As aerupts over WikiLeaks and its founder, Julian Assange, the question remains as to what the United States can actually do to prosecute the diplomatic cable leakers for endangering national security.
Unfortunately for the hawks, the 1917 Espionage Act is the most recent and most relevant law on the books applying to the WikiLeaks case, reports Steven Aftergood on his FAS Project on Government Secrecy website. The Espionage Act is not just outdated, its applicable statutes (as well as those from other similar laws) may leave the media organization in the clear, according to the latest report from the Congressional Research Service.
"There appears to be no statute that generally proscribes the acquisition or publication of diplomatic cables, although government employees who disclose such information without proper authority may be subject to prosecution," the report's author, Attorney Jennifer K. Elsea, states.
In other words, the alleged illegal downloading of the material by PFC Bradley Manning is covered under the Espionage Act, but not WikiLeaks' (or The New York Times') release of the material.
CBS News correspondent Elizabeth Palmer points out that in the U.K., unlike the U.S., newspaper publishers could be prosecuted for printing what's considered official secrets, but so far there's been no move to go after the media or Assange.
The updated CRS report sorts through all applicable statutes, provides an account of recent events, presents a new discussion of extradition of foreign nationals who are implicated by U.S. law, and summarizes new legislation introduced in the Senate, Aftergood reports.
A previous version of the CRS report, issued in October, was cited by Senator Dianne Feinstein (D-CA) in a Wall Street Journal op-ed in

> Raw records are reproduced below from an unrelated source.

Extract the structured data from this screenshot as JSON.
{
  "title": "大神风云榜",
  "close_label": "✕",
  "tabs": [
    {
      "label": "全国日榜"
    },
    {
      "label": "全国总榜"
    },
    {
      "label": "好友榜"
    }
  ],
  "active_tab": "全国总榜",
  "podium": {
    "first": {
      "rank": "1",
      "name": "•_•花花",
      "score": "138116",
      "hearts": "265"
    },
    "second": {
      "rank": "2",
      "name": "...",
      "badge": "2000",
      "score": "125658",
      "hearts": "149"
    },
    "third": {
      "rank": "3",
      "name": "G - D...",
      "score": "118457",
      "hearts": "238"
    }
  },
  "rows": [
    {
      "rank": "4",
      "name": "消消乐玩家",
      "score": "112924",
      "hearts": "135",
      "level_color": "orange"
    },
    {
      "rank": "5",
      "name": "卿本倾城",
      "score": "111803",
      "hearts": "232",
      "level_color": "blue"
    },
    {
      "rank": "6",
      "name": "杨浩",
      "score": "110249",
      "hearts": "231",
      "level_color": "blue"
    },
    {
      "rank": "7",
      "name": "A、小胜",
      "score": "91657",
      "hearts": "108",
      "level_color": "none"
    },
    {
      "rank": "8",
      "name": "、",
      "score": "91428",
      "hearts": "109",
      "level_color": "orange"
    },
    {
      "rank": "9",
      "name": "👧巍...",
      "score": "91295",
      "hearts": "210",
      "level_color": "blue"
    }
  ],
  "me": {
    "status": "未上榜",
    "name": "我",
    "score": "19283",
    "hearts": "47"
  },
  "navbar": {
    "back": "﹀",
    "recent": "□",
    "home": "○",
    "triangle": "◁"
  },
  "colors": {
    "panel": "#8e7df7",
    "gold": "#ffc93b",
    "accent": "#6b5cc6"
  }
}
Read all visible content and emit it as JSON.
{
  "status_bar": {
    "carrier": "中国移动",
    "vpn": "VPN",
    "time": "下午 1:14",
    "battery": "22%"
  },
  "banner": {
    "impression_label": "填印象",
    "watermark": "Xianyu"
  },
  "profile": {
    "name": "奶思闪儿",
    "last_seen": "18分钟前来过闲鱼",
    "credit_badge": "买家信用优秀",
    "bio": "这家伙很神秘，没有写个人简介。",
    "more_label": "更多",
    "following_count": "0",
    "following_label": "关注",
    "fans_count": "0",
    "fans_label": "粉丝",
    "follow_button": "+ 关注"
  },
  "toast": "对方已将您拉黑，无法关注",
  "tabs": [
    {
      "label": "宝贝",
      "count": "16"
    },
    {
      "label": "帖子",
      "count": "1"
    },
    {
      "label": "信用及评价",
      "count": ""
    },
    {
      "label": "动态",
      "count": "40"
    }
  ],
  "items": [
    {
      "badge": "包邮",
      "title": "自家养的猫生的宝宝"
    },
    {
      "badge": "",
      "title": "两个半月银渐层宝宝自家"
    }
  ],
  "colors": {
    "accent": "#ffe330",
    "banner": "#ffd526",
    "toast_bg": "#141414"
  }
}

Senator Joe Lieberman (I-CT) took things
Complicating the effort to prosecute WikiLeaks, and perhaps The New York Times as well, is the fact that only a small portion of the documents released thus far have specific information pertaining directly to national defense.
Elsea states in the Congressional Report that she believes that most of the cables "fall under the general rubric of information related to national defense," but she acknowledges the possibility that not all of the cables are national defense-related.
Further complicating the situation is that Elsea and others attempting to analyze the legality of WikiLeaks have been barred by their superiors from examining the contents of the WikiLeaks' website.
In conclusion, Elsea states that prosecuting anyone or anything for publishing the leaked diplomatic cables will be difficult at best. The people or entities who illegally obtain classified information are easy to prosecute, but not the publishers of the material. Elsea wrote:
"The Supreme Court has stated, however, that the question remains open whether the publication of unlawfully obtained information by the media can be punished consistent with the First Amendment. Thus, although unlawful acquisition of information might be subject to criminal prosecution with few First Amendment implications, the publication of that information remains protected. Whether the publication of national security information can be punished likely turns on the value of the information to the public weighed against the likelihood of identifiable harm to the national security, arguably a more difficult case for prosecutors to make."
More on WikiLeaks:
Julian Assange Arrested in UK, Denied Bail
Swiss Cut Off WikiLeaks' Bank Account
WikiLeaks' Swedish Servers May Be Under Attack
Video: Julian Assange's Life on the Run
WikiLeaks' Assange May Seek Swiss Asylum